- Opening Delimiter -
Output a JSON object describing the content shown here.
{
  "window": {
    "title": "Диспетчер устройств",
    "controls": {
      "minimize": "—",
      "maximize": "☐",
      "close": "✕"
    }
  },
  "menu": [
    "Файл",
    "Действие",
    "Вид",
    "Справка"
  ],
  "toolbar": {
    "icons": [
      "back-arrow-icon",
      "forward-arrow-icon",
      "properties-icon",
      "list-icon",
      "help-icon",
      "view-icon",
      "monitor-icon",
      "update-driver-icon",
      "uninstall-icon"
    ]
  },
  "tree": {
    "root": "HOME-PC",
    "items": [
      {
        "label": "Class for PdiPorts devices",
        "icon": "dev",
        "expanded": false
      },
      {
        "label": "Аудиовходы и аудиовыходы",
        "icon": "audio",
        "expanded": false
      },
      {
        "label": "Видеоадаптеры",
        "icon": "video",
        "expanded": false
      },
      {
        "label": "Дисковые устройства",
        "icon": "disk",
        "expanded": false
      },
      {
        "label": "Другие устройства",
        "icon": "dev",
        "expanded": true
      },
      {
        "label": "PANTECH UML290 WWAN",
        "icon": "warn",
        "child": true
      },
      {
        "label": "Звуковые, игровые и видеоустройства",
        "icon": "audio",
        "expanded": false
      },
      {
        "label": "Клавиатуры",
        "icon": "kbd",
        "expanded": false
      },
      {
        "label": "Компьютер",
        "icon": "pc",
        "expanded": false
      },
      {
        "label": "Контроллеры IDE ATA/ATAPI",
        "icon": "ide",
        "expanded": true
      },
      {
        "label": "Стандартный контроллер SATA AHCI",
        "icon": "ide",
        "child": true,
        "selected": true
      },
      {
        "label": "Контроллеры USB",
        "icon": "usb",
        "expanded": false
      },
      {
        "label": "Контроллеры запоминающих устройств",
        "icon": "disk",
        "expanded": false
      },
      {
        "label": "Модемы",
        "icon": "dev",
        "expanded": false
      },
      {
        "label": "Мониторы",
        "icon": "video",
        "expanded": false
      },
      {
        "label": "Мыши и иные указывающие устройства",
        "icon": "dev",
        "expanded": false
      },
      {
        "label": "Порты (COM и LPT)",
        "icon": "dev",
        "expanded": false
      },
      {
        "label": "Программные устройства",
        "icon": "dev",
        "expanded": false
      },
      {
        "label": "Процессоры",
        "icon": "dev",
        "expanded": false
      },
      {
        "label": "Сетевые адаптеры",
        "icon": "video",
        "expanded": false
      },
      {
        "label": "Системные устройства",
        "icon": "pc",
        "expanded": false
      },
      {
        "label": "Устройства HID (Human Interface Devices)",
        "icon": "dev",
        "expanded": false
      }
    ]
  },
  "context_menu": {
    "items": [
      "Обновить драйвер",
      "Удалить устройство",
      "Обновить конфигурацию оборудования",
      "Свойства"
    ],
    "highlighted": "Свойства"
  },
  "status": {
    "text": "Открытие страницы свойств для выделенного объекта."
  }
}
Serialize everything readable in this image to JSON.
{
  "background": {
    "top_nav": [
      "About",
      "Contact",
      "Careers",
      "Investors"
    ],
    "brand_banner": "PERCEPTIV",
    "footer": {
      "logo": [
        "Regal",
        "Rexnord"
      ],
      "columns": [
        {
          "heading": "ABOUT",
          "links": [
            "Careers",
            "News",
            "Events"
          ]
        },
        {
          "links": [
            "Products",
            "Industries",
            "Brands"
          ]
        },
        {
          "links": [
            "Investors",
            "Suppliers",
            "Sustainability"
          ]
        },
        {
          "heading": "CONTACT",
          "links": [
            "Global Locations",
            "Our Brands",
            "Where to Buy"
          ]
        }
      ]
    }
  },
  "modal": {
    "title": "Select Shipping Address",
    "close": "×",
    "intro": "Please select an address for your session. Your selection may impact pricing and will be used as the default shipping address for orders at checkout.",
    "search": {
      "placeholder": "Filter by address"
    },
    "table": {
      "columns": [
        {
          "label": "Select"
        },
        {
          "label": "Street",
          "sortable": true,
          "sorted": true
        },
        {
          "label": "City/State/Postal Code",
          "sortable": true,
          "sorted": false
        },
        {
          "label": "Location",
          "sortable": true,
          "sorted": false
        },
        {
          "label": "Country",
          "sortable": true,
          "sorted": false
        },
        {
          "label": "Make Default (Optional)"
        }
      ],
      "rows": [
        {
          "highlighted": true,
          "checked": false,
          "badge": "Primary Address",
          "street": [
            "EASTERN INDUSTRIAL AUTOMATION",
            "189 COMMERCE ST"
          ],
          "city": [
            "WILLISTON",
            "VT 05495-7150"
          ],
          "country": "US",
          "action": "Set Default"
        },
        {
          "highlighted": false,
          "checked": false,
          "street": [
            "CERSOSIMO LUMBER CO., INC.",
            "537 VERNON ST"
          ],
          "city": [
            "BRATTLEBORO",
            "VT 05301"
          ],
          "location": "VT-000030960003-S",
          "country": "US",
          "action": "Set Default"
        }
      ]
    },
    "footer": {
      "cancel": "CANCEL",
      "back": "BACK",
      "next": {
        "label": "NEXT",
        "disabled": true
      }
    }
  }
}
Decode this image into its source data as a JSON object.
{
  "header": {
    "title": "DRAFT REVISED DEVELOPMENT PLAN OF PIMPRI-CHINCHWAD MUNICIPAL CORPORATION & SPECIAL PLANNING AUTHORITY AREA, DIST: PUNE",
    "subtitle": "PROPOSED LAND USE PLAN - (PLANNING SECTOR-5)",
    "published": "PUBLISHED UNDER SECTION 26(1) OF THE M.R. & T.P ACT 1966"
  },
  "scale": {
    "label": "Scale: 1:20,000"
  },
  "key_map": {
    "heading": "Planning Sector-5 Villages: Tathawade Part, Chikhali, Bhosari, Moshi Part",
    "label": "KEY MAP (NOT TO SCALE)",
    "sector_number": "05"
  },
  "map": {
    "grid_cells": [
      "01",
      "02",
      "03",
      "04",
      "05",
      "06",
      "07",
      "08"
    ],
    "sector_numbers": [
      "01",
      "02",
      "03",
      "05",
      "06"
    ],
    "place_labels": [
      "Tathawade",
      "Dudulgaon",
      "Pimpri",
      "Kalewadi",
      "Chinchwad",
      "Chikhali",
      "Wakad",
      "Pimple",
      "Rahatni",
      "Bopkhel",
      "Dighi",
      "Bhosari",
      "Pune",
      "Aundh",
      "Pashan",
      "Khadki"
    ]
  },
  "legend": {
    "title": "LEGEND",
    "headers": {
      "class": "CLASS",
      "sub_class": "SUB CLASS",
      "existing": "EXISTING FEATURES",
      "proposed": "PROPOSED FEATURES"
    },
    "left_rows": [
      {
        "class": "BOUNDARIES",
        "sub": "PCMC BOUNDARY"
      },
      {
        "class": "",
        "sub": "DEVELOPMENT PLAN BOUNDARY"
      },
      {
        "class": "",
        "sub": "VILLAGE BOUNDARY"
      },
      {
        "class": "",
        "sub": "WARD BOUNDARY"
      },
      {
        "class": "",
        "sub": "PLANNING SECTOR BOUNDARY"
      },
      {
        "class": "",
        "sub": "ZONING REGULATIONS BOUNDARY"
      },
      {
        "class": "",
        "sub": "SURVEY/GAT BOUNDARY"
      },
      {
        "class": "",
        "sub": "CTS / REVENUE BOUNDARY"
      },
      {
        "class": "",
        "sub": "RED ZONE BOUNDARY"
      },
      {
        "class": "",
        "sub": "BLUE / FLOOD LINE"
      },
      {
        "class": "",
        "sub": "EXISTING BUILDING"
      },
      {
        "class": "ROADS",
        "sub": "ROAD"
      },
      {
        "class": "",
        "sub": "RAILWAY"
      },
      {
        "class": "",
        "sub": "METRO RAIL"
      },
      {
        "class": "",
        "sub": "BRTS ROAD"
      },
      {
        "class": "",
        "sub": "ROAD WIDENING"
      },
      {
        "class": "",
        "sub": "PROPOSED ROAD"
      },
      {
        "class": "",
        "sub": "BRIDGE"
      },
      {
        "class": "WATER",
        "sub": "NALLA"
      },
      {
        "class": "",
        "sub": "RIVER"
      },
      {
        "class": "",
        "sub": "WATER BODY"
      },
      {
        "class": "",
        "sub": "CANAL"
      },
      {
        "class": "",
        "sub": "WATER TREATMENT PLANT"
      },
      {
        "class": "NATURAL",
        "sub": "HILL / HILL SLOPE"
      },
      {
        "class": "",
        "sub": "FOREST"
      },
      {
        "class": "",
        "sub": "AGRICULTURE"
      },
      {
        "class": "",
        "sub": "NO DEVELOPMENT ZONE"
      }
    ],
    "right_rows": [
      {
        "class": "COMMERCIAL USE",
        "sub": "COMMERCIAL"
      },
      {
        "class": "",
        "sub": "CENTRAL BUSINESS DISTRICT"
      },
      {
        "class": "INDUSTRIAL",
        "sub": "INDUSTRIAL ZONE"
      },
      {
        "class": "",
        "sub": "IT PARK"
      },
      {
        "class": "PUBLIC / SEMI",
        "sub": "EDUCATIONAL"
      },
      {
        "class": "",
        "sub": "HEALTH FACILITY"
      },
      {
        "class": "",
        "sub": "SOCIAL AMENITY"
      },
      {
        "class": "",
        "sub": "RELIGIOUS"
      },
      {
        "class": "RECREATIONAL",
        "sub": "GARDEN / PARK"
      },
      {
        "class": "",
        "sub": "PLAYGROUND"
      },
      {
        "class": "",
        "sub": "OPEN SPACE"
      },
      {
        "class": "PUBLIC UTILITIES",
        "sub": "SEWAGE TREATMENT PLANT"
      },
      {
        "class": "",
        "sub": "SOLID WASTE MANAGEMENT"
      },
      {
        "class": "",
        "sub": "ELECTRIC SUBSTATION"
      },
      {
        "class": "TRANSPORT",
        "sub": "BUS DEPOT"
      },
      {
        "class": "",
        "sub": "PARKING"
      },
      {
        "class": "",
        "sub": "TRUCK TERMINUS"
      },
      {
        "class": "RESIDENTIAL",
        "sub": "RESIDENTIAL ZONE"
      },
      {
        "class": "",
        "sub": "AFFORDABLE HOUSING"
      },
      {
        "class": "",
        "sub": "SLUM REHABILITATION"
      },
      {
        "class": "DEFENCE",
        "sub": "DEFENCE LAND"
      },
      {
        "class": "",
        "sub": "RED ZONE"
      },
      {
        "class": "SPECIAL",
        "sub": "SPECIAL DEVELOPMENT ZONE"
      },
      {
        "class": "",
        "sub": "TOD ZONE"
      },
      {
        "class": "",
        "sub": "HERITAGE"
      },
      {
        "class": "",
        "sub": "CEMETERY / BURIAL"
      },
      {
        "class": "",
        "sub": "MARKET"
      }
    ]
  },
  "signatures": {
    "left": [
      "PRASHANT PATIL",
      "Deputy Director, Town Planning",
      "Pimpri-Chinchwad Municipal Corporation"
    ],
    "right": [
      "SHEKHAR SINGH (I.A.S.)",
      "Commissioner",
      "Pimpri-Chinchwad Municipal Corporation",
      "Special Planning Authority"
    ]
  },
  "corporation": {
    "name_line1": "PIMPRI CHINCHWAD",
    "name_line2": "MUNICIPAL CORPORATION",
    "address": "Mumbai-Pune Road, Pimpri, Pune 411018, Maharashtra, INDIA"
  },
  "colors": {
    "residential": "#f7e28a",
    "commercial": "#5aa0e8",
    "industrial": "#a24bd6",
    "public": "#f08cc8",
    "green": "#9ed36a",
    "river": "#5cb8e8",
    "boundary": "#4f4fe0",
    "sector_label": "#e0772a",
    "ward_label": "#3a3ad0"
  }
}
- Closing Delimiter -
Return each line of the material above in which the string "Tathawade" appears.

• _Output of the task_:
    "heading": "Planning Sector-5 Villages: Tathawade Part, Chikhali, Bhosari, Moshi Part",
      "Tathawade",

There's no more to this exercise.